    Take care

  6. Stefan Drew

    10/19/2011 2:55 am

    Hi Rebekah

    My problem is the opposite of the one you mention. I have so much content the temptation is to send something everyday. The problem then, even if it is excelllent content, is that people just don’t have time to read it and open rates start to drop.

    How do you determine optimum sending rate .. base it on sales or similar .. or is there a better metric?

  7. Rebekah Henson

    10/19/2011 8:44 am


    If you think your frequency is the problem, you might find this post helpful. It discusses options to let your subscribers choose how often they hear from you if they’re feeling overwhelmed:

    You might want to run a split test on the length of your messages. Send your normal-length message to half of your subscribers and send a shorter message to the other half and see which one gets better results. Here’s more information on setting up a split test for your broadcast messages:

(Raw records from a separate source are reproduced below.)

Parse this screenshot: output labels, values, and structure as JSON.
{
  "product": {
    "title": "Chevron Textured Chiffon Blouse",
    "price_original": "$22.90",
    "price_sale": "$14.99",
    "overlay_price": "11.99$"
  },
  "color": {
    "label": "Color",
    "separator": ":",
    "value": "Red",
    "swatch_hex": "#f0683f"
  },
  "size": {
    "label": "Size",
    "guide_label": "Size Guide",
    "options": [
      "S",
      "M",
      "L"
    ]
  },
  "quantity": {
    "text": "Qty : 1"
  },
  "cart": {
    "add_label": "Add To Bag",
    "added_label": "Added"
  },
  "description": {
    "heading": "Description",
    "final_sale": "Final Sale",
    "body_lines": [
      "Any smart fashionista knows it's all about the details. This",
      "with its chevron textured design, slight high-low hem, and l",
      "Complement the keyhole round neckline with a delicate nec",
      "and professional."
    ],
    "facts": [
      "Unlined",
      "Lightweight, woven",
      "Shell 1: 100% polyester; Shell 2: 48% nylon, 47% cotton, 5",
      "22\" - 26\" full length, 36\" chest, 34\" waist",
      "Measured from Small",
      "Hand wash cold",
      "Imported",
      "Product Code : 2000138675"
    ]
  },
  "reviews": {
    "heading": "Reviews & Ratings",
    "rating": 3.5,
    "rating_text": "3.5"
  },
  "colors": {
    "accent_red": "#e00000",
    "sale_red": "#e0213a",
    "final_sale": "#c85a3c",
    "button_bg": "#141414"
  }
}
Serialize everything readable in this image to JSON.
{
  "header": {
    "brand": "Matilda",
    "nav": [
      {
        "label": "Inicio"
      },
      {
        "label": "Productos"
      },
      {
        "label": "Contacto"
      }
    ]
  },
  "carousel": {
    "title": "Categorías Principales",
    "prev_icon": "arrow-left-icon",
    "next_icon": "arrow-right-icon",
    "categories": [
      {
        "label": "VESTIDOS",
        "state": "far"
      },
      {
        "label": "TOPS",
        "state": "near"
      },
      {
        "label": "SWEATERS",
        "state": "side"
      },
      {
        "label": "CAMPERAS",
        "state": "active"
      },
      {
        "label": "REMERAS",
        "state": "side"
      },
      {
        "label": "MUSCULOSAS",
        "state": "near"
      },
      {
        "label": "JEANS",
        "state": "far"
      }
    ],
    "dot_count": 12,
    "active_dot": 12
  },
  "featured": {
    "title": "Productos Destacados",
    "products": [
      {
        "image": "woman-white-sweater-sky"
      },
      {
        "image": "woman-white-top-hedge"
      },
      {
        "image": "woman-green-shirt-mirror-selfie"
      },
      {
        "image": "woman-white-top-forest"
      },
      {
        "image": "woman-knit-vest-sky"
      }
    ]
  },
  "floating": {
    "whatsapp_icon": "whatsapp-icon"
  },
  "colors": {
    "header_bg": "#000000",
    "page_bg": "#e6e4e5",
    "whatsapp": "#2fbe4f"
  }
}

    Hopefully that gives you a good place to start!

  8. Liat

    11/20/2011 8:26 pm

    Hi Rebekah,

    I have a question for you – I have almost a year of autoresponders set up, and I am so tired of writing them! However, they get about a 50-60% open rate, so I know people are reading them.

    Can I ever stop writing autoresponders and just move to special announcements? Can I direct people to sign up for my blog for more updates? Any advice you can give is appreciated!



  9. Rebekah Henson

    11/21/2011 10:26 am


    Yes, yes, you can stop writing autoresponders! New subscribers who sign up to your list will receive your already-written autoresponders automatically, and you can focus your energy on sending important announcements as needed instead.

    And you can easily send subscribers updates directly from your blog. Blog broadcasts automatically pull new posts from your RSS feed. All you have to do is choose a template and hit the “Queue” button when a new broadcast is ready (though you might want to take a minute to look over the message and make some edits before sending). This Knowledge Base article explains how to create and send a blog broadcast:

    Hope that helps! 🙂

  10. Liat

    12/1/2011 11:23 pm

    Thank you so, so much! What a relief! You have saved me many a frantic Monday night! 🙂 I really appreciate the personal response.